+++ DATA PROVIDED
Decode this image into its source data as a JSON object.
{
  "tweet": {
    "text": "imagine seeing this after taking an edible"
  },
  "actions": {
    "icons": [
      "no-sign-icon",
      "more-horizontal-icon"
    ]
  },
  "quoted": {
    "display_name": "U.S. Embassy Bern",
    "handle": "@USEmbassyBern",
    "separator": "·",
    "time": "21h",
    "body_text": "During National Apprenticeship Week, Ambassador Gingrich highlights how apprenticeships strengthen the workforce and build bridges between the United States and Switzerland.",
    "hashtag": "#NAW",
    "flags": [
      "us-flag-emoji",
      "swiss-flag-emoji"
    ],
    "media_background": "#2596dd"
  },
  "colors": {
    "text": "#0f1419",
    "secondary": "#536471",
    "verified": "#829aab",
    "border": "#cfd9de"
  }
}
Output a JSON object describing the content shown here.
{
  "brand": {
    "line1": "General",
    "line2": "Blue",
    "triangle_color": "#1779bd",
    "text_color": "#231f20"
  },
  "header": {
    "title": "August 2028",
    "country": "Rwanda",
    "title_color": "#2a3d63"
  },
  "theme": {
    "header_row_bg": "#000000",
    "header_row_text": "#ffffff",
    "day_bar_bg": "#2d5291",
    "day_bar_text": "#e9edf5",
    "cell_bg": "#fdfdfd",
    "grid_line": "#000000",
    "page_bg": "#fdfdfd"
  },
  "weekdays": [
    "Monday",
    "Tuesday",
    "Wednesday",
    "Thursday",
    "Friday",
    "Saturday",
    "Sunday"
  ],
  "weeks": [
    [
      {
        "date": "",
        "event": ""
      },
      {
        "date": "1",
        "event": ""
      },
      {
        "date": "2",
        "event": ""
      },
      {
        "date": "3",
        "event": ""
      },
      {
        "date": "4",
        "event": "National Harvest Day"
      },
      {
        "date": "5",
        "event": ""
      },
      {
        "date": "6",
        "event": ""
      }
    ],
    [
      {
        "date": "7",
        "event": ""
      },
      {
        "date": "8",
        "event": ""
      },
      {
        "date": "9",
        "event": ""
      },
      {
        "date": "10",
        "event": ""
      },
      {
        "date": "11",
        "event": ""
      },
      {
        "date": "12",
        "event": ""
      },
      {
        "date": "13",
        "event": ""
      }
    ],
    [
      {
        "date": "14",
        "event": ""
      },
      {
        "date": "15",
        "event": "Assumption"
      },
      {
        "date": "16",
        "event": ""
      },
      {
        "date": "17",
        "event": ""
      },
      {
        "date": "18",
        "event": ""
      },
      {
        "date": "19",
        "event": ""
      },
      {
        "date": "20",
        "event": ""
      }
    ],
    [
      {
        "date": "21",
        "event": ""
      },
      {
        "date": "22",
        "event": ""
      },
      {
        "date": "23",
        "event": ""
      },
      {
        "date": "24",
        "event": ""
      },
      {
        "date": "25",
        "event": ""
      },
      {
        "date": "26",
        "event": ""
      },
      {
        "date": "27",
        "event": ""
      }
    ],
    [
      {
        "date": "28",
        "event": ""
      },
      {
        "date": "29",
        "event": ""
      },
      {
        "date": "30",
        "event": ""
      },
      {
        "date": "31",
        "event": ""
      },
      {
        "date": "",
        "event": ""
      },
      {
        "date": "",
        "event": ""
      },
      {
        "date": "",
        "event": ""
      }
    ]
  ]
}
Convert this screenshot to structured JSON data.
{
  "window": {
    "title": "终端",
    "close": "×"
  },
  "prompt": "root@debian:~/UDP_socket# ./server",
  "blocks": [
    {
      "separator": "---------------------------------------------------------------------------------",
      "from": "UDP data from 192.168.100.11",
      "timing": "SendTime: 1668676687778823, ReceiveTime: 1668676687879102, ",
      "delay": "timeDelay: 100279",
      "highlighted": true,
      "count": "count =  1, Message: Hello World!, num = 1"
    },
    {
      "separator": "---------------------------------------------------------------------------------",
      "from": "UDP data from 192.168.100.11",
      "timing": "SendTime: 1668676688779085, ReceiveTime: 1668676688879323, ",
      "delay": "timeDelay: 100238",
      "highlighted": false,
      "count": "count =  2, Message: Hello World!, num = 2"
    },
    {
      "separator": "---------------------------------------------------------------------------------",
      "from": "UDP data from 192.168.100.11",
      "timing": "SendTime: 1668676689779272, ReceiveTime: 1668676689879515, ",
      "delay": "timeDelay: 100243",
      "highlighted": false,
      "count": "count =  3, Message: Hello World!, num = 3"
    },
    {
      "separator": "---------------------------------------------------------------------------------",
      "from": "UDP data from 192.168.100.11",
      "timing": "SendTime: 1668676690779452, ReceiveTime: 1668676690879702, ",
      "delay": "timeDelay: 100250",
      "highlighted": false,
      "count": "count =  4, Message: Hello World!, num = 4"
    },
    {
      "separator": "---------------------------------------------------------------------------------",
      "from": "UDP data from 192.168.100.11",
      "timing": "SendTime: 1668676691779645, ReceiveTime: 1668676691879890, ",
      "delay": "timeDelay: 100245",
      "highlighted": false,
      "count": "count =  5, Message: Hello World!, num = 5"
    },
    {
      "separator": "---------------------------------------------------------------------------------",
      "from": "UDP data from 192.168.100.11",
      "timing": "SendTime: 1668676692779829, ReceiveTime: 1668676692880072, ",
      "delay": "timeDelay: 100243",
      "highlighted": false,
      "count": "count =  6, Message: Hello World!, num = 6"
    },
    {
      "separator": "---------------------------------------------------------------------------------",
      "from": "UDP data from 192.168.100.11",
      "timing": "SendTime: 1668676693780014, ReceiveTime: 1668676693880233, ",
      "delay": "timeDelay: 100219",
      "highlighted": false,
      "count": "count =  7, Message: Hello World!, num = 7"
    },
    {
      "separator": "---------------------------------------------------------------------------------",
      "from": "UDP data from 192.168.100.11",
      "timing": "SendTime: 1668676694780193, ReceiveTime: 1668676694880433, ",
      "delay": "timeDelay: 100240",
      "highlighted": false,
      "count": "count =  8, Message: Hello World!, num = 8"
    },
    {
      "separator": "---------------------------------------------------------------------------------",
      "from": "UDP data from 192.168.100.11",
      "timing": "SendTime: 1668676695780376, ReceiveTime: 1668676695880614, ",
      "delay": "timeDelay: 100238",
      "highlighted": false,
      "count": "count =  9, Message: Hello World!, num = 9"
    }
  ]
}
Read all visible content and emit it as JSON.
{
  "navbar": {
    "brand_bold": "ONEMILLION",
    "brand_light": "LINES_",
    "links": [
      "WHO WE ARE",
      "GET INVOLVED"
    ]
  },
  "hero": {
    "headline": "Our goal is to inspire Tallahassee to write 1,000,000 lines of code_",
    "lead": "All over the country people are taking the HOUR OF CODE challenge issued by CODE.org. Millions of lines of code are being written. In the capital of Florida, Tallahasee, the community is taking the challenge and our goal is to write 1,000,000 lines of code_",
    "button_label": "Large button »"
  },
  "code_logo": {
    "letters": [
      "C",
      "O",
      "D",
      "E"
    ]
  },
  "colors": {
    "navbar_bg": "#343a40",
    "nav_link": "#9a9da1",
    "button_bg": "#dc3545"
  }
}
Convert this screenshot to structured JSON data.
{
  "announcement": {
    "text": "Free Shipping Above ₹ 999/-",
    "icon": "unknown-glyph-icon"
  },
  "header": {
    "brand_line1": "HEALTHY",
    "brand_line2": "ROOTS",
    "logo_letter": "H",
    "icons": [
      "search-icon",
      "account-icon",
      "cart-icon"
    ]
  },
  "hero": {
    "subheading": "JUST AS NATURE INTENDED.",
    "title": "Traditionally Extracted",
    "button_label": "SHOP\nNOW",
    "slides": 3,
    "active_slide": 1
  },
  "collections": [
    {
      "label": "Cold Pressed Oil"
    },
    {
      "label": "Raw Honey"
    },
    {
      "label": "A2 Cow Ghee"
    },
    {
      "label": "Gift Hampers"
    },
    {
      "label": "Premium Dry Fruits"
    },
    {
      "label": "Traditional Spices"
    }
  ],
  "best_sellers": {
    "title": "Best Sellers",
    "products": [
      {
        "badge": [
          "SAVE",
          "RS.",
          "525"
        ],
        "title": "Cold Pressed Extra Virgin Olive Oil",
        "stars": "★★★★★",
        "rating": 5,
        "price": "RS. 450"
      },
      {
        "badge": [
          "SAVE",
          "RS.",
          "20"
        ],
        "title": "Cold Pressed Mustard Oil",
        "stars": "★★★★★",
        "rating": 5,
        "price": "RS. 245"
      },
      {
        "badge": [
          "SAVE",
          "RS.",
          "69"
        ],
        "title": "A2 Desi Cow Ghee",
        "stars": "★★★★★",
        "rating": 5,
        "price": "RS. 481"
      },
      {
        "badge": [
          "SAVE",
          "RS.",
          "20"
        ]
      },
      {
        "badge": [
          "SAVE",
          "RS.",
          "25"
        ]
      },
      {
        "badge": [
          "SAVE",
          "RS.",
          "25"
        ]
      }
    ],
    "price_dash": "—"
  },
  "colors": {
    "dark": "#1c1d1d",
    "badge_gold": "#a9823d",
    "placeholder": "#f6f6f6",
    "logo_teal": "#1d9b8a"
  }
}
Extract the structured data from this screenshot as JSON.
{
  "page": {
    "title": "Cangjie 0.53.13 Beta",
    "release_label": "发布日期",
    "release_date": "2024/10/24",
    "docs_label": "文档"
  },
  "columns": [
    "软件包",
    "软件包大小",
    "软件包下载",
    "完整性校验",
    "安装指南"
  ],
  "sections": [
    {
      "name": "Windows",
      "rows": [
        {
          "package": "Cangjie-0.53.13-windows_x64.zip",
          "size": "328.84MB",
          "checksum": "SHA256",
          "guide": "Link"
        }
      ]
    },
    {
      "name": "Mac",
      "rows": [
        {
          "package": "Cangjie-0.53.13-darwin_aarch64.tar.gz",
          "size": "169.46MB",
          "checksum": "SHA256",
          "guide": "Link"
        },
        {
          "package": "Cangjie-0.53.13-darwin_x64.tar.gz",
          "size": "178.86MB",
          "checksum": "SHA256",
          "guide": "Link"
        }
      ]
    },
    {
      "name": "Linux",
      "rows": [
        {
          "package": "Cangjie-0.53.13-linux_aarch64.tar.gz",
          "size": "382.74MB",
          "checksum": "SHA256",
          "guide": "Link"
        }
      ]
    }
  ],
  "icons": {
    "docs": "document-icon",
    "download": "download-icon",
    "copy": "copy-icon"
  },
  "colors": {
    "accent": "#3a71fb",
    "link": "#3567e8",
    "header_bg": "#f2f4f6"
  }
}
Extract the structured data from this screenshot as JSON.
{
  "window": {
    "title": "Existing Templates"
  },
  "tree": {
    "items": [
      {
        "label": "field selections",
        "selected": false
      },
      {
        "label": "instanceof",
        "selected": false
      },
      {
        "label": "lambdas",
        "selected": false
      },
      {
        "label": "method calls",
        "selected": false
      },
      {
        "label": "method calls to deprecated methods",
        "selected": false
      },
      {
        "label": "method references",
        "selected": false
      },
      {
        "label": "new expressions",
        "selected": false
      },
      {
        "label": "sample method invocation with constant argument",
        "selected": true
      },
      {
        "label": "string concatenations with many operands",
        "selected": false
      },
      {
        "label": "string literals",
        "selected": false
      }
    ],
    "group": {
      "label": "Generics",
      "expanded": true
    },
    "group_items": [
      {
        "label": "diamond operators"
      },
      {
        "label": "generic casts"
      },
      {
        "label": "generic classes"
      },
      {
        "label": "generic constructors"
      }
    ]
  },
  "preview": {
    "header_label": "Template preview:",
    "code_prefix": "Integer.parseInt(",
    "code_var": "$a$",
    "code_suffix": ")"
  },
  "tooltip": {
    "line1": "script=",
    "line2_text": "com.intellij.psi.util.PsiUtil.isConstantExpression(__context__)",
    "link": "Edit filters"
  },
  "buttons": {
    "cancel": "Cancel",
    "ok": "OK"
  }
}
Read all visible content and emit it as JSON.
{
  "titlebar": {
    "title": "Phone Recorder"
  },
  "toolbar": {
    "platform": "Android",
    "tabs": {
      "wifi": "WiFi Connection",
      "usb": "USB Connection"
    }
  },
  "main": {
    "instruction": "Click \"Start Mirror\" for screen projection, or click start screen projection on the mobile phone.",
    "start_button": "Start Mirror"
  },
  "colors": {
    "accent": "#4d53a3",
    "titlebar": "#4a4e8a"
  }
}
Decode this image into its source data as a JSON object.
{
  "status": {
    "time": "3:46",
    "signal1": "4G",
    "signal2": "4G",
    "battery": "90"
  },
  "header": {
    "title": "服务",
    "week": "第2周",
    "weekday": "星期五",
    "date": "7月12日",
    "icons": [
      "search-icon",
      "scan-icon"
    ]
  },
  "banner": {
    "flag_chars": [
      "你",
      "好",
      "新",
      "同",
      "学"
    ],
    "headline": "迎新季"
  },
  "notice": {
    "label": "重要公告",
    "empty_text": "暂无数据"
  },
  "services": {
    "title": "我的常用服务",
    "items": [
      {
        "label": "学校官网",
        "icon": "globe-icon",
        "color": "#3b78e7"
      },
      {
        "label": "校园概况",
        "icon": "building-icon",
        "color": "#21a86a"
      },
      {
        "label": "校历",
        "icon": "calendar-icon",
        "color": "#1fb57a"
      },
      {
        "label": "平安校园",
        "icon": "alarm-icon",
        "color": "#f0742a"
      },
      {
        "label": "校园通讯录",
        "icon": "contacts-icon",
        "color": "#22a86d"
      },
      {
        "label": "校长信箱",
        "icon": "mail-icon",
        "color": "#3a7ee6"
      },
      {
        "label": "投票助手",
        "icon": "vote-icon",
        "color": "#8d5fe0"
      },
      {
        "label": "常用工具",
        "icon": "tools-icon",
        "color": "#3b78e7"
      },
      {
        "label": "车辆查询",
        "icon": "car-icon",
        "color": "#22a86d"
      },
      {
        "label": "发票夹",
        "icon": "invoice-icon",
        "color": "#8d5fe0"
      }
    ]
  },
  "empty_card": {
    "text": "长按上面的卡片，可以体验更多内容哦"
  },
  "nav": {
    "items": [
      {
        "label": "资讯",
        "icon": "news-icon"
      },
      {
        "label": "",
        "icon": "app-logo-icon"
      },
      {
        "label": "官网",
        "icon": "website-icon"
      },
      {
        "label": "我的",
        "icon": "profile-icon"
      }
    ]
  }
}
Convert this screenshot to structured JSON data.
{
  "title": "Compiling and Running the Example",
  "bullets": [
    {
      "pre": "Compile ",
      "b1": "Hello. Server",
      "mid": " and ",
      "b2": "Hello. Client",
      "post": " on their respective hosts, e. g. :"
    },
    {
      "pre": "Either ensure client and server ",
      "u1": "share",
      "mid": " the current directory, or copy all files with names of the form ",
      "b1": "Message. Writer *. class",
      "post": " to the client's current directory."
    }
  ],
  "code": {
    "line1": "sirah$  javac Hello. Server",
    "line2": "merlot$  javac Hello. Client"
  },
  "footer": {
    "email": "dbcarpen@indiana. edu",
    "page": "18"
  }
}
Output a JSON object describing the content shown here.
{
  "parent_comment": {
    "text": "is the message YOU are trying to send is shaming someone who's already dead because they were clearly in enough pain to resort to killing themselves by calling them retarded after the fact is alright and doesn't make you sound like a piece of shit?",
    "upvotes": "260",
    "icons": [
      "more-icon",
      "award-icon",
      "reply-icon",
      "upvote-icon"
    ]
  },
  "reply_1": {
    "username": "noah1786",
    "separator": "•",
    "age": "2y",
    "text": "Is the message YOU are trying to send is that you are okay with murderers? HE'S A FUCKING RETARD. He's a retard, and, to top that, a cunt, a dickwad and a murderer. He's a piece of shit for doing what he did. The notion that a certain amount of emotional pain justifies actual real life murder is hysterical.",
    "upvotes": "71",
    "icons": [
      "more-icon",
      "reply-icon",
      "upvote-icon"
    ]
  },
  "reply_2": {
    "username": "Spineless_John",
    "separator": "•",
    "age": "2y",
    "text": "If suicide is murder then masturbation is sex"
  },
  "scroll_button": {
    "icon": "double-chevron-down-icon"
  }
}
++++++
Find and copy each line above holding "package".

ANSWER BOX:
          "package": "Cangjie-0.53.13-windows_x64.zip",
          "package": "Cangjie-0.53.13-darwin_aarch64.tar.gz",
          "package": "Cangjie-0.53.13-darwin_x64.tar.gz",
          "package": "Cangjie-0.53.13-linux_aarch64.tar.gz",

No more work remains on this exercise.